|Field Of Vision|
Published online May 10, 2013. doi: 10.5306/wjco.v4.i2.43
Revised: March 28, 2013
Accepted: April 28, 2013
Published online: May 10, 2013
In addition to cholesterol reduction, statins, currently the most commonly prescribed drug in the world, have been shown to have anti-neoplastic and immunomodulatory effects. Several observational studies and meta-analyses have shown reduction in risk of multiple cancers. More recently there has been an increasing interest in the potential role of statins as adjuvant therapy after cancer diagnosis and in modifying cancer mortality. Although post-hoc analyses of randomized controlled trials of statins for cardiovascular outcomes have not shown reduction in the risk of cancer mortality with statin use, these studies lack sufficient power to detect a significant difference in cancer outcomes. Recently, in a Danish nationwide population-based cohort study, Nielsen et al showed a 15% reduction in all-cause and cancer-specific mortality in statin users as compared to non-users. Improved survival with statin exposure was seen in 13/27 cancer subtypes, including the 4 most common cancers - lung, prostate, colorectal and breast. In this commentary, we examine this important study, review its implications and limitations, and briefly discuss impact of other drugs like metformin and aspirin that also exhibit anti-neoplastic effects.
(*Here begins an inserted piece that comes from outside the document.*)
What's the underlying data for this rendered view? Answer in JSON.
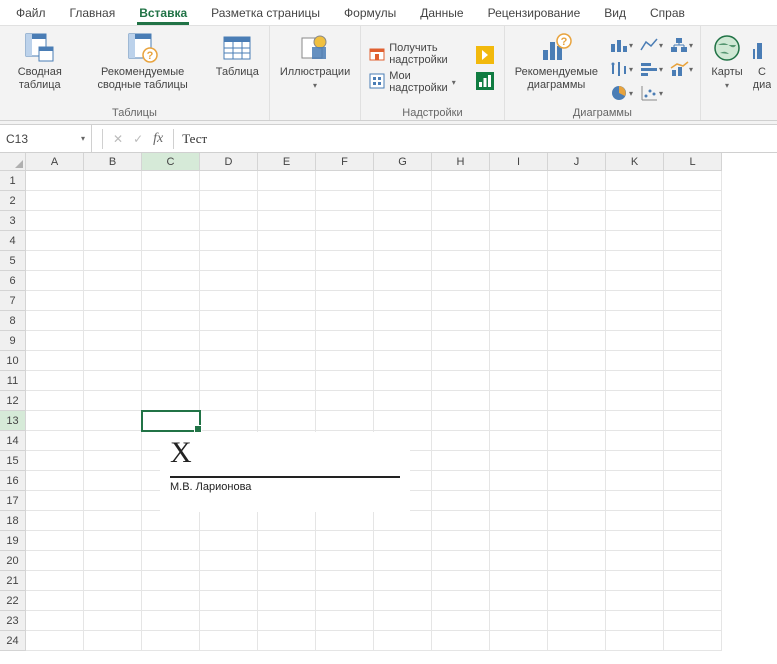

Core tip: With increasing economic burden of cancer care, cost-effective, preventive strategies are in focus. Commonly used drugs like statins, metformin and aspirin have been shown to have anti-neoplastic effects and are attractive candidates for cancer chemoprevention and reducing cancer-related mortality. Recently, in a Danish nationwide population-based cohort study, statin users had 15% reduction in all-cause and cancer-specific mortality as compared to non-users. These results are encouraging and show that statin use may be associated with reduced cancer mortality across different subgroups and cancer sites. However, several confounding variables remain, which merit further evaluation before this can change clinical practice.